The abundance of misinformation bantered about by opponents of LGBT rights never ceases to amaze me. One would think in this day and age with Google, Bing and all the other search engines, folks would get their facts straight (maybe that’s the problem). Let me restate that: that they’d get their facts correct before spewing their inaccurate “hate speak” in public places.
Case in point: At the recent town hall “Is Gay the New Black?” one learned panelist announced that homosexuality started with the Greeks and Romans and was not recorded in any other culture.
It sounds like the beginning of a bad joke: “These two Romans were sitting around the bath reading Aristotle. One passed the book to the other when they reached the chapter on wrestling and said, ‘Hey man, want to try this?’ and, in the course of a spirited but manly struggle, found his penis in the other’s (fill in your personal orifice preference).” The rest, as they say, is history.
Although the Greeks and Romans certainly influenced culture, sorry dear Greco/Roman friends, you just can’t take full responsibility for “founding” the gay lifestyle.
Same-sex relationships have been recorded throughout history. Anthropologists Stephen Murray and Will Roscoe reported that African women in Lesotho engaged in socially sanctioned, long-term, erotic relationships called “motsoalle.” There were even reports of young male warriors in northern Congo routinely taking on young male lovers, between the ages of 12 and 20, who helped with household tasks and participated in sex.
Native American culture has long told of “Two Spirit” individuals. Records say these individuals were typically recognized early in life and given a choice by the parents to follow that path. (Imagine that!)
Homosexuality in China was noted as early as 600 BCE. It was known as the “the cut sleeve,” “the southern custom,” or – my personal favorite – “the pleasures of the bitten peach.”
In the South Pacific, especially in Papua New Guinea, same-sex relationships were an integral part of the culture until the middle of the last century.
Even among many Middle Eastern Muslim cultures, homosexual practices were and remain widespread and thinly veiled. On NPR, not while reading Plato or Homer, I learned of the “baccha/dancing boy” – beautiful boys who danced for and served men. There is also a reference to this in the book “Three Cups of Tea.”
Even the foundational work of Hindu law mentions a third sex that engaged in non-traditional gender expression.

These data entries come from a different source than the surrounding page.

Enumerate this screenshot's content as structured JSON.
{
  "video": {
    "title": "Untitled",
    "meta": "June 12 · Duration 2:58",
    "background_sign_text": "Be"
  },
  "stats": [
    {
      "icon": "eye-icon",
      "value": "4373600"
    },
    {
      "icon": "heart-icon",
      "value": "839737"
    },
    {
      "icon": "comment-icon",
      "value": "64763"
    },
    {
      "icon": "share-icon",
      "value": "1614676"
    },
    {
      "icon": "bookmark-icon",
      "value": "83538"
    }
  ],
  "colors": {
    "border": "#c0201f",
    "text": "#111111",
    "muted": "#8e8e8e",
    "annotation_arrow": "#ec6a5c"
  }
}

Trust me, I didn’t spend the day in the library, knee-deep in historical reference material, I learned this at workshops, in my casual reading, on NPR and by an easy Google search. You would think opponents to equal rights would invest the time needed to do a Google search before they opened their mouths and inserted their foot on public panels.
The other topic that sticks in my “craw” (I’m not quite sure what that is, but my mother used to say it) is the topic of LGBT discrimination in the workplace.
Let me say this once and for all the ill-informed haters: Yes, Dorothy, we can be fired just for being gay and we don’t have to come prancing into work in our rainbow tutus and flannel shirts. If I put my family photos on my desk and explain that the beautiful woman in the photos is my partner; if I ask about health care benefits for my family; even if I am all dressed up in my power suit, pumps and in full make up and you ask me if I am gay and I truthfully answer “yes” as a gay person, I can be fired! Please, for the love of god and all that is holy, get that through your thick skull!
“Is gay the new black?” No, baby, it’s the old black – a world where the inequalities segregation, discrimination, hate crimes and bans on interracial marriage were seen as so egregious that a movement grew and changed America. But we still have a long way to go “’til victory is won.”
Well, enough of my rant. Time to order a pizza, put in the “Zorba the Greek” DVD, toss back a shot of ouzo and shout “Opa!” Damn, it’s a wonderful life.